Ditching the Chan Ka-Kui persona from the first four Police Story films and Chan Kwok-Wing from New Police Story, here, Jackie Chan plays Mainland Chinese police Captain Zhong Wen. He goes to meet his somewhat-estranged daughter Miao Miao (Jing Tian) at the Wu Bar, an industrial-chic establishment converted from a factory. Zhong discovers Miao Miao is dating the Wu Bar’s proprietor Wu Jiang (Liu Ye), something he disapproves of. It turns out that his suspicions of Wu Jiang are not unfounded as Zhong and the rest of the patrons get taken hostage inside the nightclub. Wu Jiang pursues a vendetta that began one night five years ago with an incident in a pharmacy, and it turns out that Zhong was there. Zhong has to fight for the safety of his daughter and everyone else held hostage as the police plans an infiltration of the Wu Bar to put an end to a night of madness.
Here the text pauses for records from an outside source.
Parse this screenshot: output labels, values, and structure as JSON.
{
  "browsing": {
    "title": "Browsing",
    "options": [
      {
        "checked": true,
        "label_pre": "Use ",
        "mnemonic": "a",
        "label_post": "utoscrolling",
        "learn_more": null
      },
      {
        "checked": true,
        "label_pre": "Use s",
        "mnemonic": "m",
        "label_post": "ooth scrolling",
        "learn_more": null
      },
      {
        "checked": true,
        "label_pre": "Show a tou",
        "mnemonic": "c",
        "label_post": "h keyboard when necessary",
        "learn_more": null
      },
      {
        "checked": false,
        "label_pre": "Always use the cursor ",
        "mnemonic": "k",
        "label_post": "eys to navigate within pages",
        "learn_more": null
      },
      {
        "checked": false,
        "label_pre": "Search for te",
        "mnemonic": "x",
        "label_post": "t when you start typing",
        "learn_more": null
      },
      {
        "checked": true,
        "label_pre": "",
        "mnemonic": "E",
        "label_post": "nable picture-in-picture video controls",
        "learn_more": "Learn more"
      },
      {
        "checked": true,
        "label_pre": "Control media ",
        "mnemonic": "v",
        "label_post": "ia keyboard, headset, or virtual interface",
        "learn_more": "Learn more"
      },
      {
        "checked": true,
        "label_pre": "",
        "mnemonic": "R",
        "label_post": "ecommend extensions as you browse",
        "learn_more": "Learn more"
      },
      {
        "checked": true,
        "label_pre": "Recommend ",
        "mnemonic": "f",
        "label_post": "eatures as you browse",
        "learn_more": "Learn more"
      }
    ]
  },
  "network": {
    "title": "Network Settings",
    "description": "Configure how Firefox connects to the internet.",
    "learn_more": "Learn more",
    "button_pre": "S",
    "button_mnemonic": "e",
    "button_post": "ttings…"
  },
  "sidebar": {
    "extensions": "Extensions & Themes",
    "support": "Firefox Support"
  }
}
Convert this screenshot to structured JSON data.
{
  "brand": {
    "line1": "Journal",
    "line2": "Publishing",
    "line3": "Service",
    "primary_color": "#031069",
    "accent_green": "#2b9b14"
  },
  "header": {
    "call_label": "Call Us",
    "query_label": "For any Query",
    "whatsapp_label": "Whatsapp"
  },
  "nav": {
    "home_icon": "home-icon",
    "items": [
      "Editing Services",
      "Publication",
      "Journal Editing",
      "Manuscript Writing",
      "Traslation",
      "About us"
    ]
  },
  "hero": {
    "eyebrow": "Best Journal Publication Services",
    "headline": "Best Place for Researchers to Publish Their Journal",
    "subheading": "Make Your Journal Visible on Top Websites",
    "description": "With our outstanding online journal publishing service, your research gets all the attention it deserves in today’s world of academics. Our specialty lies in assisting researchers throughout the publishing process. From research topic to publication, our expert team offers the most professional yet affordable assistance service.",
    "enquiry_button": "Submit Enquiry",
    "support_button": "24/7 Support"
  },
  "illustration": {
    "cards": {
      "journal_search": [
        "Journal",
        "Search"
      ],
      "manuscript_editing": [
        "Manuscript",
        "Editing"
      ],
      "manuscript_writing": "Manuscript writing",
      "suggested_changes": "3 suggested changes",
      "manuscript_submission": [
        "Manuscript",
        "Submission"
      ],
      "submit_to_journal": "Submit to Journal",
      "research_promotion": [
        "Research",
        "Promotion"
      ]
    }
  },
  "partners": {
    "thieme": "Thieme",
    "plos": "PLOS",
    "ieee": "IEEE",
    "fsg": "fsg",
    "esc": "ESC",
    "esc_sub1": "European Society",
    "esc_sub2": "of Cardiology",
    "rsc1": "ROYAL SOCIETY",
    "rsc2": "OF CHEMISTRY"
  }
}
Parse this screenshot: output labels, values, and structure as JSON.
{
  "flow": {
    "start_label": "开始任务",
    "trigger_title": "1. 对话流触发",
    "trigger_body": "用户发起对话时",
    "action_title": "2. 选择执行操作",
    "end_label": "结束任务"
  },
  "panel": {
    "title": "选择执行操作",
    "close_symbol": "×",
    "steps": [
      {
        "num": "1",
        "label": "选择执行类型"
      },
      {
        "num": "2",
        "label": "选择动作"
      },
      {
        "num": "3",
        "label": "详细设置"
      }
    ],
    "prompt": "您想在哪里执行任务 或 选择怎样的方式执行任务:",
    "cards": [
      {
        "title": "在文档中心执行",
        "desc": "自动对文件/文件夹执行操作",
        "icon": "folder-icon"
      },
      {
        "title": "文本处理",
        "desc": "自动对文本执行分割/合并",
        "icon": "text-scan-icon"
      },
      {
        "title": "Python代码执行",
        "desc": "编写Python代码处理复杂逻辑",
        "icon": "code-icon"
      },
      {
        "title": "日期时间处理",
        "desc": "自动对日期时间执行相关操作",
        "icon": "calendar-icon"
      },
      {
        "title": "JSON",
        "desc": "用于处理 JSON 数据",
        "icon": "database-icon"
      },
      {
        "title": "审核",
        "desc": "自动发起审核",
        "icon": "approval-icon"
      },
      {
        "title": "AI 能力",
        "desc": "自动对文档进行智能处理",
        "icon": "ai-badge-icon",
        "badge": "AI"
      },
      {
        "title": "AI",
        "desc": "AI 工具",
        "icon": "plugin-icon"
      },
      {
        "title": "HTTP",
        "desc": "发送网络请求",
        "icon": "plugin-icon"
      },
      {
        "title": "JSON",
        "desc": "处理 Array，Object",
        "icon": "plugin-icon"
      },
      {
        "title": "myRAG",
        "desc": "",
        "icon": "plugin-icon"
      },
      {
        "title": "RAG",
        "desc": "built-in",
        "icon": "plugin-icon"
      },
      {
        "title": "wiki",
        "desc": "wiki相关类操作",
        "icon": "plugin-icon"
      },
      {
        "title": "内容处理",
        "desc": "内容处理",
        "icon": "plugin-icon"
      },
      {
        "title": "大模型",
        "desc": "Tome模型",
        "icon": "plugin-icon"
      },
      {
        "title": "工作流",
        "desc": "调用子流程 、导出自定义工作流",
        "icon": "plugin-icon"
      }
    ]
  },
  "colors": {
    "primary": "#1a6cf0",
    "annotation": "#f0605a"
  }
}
Audiences will know they’re in for something different than the usual Jackie Chan action romp from the opening scene onwards – that scene featuring Jackie holding a gun to his head. In his review of Police Story 3: Super Cop, film critic James Berardinelli said of Jackie Chan’s style, “this is action with a smile, not a grimace.” Well, Police Story 2013 is very heavy on the grimacing indeed. This film is essentially Die Hard in a Nightclub, with Capt. Zhong and the other characters stuck on the premises for most of the film. It’s even set during Christmas, like Die Hard. However, Bruce Willis cracked a good number of jokes but here, Jackie Chan does nothing of the sort, gritting his teeth through the whole affair.
The vast majority of Jackie Chan’s films are exuberant and silly, the actor favouring a madcap style of physical humour and incorporating comedy into action sequences in an inventive manner. While Chinese Zodiac was almost gratingly juvenile, here, we have a Jackie who’s grizzled and hard-boiled. The problem with this is that everything that makes Jackie Chan who he is gets stripped away. There really aren’t enough action sequences in this action thriller and the main fight is a pretty brutal cage match, hits and impacts enhanced with Zack-Snyder style slow-motion and ramping. It’s not an enjoyable melee to watch; that mix of playfulness and peril that Jackie does so well replaced with more typical movie violence.
Ding Sheng, who directed Jackie in Little Big Soldier, pulls triple duty as director, screenwriter and editor. In all fairness, Police Story 2013 isn’t a poorly-constructed film and possesses some effectively dramatic moments. However, Liu Ye makes for a relatively disappointing villain. The character’s motivations are very personal, veering into soap opera territory. As an adversary, he pales in comparison to Daniel Wu’s captivating, wickedly charismatic turn as Joe Kwan in New Police Story. The idea of an aging cop mending bridges with his daughter is far from a new one but Jackie and Jing Tian work well enough as father and daughter.
The frustrating thing about Police Story 2013 is that Jackie Chan is not a bad actor and he can be convincingly serious (see Crime Story or even Karate Kid) – but then, he ends up just like every other action hero. As he gets on in years, he has been open about his desire to take on more dramatic and less action-centric parts. Perhaps we should be glad that he's no longer running through spice markets butt-naked but we’re pretty sure that most of Jackie’s fans will find themselves missing the humour and vim and verve that are his trademarks. As with most of his films, a gag reel rolls as the end credits do, in which we see Jackie flub lines, get nicked by too-realistic prop knives, take some hits and goof off. It only goes to show that “action with a smile” really is his wheelhouse.
SUMMARY: While not a bad film, Police Story 2013 doesn’t play to Jackie Chan’s strengths, turning him into every other tough action hero ever. It’s surprisingly short on the stunts and thrills too.
RATING: 3 out of 5 Stars